S.J.W. raped a developmentally disabled boy, 14 years old. At trial, S.J.W.’s attorneys challenged the competency of the victim as a witness. The trial court held that the burden was on S.J.W. to show that the witness was not competent. The court of appeals held that the burden was on the party offering the witness to show the witness was competent, not the other way around, but that the error was harmless.
Let me just pause right there to state why the court of appeals holding would be unruly. Every witness in a criminal trial offered by the State would have to go through a litany of questions as to their competency when the same wouldn’t really be in question. It makes sense that the burden is on the person challenging competency to prove incompetency. Anything else would be just plain silly.
The supreme court agreed with me of course.
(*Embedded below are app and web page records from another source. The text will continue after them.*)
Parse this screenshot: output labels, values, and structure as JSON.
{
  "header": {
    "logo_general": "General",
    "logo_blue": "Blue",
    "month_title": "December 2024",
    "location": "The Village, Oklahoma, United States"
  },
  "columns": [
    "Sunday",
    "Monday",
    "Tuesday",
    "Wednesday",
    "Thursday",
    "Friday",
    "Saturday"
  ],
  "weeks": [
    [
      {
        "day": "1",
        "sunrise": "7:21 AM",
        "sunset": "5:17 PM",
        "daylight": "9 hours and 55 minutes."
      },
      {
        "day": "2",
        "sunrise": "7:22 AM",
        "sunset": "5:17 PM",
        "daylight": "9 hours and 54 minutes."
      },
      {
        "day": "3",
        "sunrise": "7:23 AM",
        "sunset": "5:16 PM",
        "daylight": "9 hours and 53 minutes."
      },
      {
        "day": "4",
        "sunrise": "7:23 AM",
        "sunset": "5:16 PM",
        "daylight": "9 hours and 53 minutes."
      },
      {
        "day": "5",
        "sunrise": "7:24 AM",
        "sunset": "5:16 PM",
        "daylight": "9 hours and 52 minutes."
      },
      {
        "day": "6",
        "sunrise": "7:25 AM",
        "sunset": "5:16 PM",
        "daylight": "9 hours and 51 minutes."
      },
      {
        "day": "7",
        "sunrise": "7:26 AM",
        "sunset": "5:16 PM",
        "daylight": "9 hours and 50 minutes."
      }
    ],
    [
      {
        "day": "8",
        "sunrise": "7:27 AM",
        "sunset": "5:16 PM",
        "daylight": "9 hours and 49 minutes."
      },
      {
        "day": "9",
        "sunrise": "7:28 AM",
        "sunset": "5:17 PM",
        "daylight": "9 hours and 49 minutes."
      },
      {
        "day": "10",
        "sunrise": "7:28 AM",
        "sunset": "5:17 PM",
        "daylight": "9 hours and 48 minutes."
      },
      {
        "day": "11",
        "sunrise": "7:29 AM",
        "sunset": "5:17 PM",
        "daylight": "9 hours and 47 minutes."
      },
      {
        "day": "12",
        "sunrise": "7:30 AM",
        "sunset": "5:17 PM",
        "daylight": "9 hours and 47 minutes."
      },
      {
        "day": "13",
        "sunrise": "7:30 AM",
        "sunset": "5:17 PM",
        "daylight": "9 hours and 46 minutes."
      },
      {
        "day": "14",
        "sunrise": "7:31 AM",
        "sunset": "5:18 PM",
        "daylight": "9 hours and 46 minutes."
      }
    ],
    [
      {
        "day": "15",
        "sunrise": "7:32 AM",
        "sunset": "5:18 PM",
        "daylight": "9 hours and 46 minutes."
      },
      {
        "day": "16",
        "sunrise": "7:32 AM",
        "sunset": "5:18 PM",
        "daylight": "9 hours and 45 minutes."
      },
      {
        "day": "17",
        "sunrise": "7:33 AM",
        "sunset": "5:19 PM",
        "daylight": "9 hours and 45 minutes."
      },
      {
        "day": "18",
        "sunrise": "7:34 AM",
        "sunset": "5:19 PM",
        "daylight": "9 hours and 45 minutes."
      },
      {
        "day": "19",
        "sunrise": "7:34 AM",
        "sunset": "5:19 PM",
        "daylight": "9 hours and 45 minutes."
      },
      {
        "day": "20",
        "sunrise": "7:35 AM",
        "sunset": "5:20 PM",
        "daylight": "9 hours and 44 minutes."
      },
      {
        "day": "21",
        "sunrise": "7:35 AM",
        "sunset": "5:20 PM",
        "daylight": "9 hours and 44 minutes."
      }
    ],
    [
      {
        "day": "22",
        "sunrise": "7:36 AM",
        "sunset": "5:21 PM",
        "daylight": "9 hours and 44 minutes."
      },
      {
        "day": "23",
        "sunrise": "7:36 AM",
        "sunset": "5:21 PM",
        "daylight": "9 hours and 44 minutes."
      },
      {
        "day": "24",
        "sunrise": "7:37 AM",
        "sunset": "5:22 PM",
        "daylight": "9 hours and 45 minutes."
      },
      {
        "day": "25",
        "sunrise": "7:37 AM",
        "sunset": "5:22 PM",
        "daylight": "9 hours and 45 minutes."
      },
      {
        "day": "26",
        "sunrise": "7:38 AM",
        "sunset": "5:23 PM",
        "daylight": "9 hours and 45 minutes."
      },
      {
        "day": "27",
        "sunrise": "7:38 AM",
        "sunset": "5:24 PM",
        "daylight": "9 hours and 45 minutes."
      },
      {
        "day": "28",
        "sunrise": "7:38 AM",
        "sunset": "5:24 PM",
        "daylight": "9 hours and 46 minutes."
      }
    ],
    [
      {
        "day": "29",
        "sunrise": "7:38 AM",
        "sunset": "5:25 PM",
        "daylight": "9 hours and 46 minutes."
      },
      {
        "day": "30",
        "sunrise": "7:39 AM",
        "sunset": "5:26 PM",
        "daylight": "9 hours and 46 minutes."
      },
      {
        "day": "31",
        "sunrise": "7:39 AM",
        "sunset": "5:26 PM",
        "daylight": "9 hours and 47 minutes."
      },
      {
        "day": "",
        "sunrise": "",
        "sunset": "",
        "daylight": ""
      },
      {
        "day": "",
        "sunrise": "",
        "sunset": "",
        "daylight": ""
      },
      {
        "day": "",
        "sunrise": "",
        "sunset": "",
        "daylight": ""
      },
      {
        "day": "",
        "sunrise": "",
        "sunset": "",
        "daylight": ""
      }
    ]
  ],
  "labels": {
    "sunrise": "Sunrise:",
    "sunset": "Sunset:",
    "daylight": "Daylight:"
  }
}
Its because I’m wise and incredibly handsome:
We may better frame this issue as whether a trial court should presume a child is competent or incompetent to testify. If a trial court should presume a child witness is competent, then the party challenging the child’s competency has a burden to rebut that presumption by establishing that the child is not competent to testify. Conversely, if a trial court should presume a child witness is incompetent, then the party offering the child witness has a burden to rebut that presumption by establishing that the child is competent to testify. As noted, the trial court here started with the presumption that 14-year-old children are competent to testify. The Court of Appeals would have trial courts presume that all children are incompetent to testify.
. . .
Because RCW 5.60.050 no longer makes any reference to age, the default rule for all witnesses should apply, i.e., that every person is presumed competent to testify. See RCW 5.60.020 (“Every person of sound mind and discretion . . . may be a witness in any action, or proceeding”); ER 601 (“Every person is competent to be a witness except as otherwise provided by statute or by court rule.”); see also State v. Smith, 97 Wn.2d 801, 803, 650 P.2d 201 (1982) (“Where there has been no such [adjudication of insanity], the burden is on the party opposing the witness to prove incompetence.”). Requiring a trial court to presume a witness is incompetent based solely on his age would be inconsistent with the current statutory scheme that gives no weight to the witness’s age. A six-year-old child (as in Allen) may be more competent to testify than an adult in a given case; no court should presume a child is incompetent to testify based upon age alone. Rather, we hold that courts should presume all witnesses are competent to testify regardless of their age.
(The Prof: Incredibly Handsome and Wise)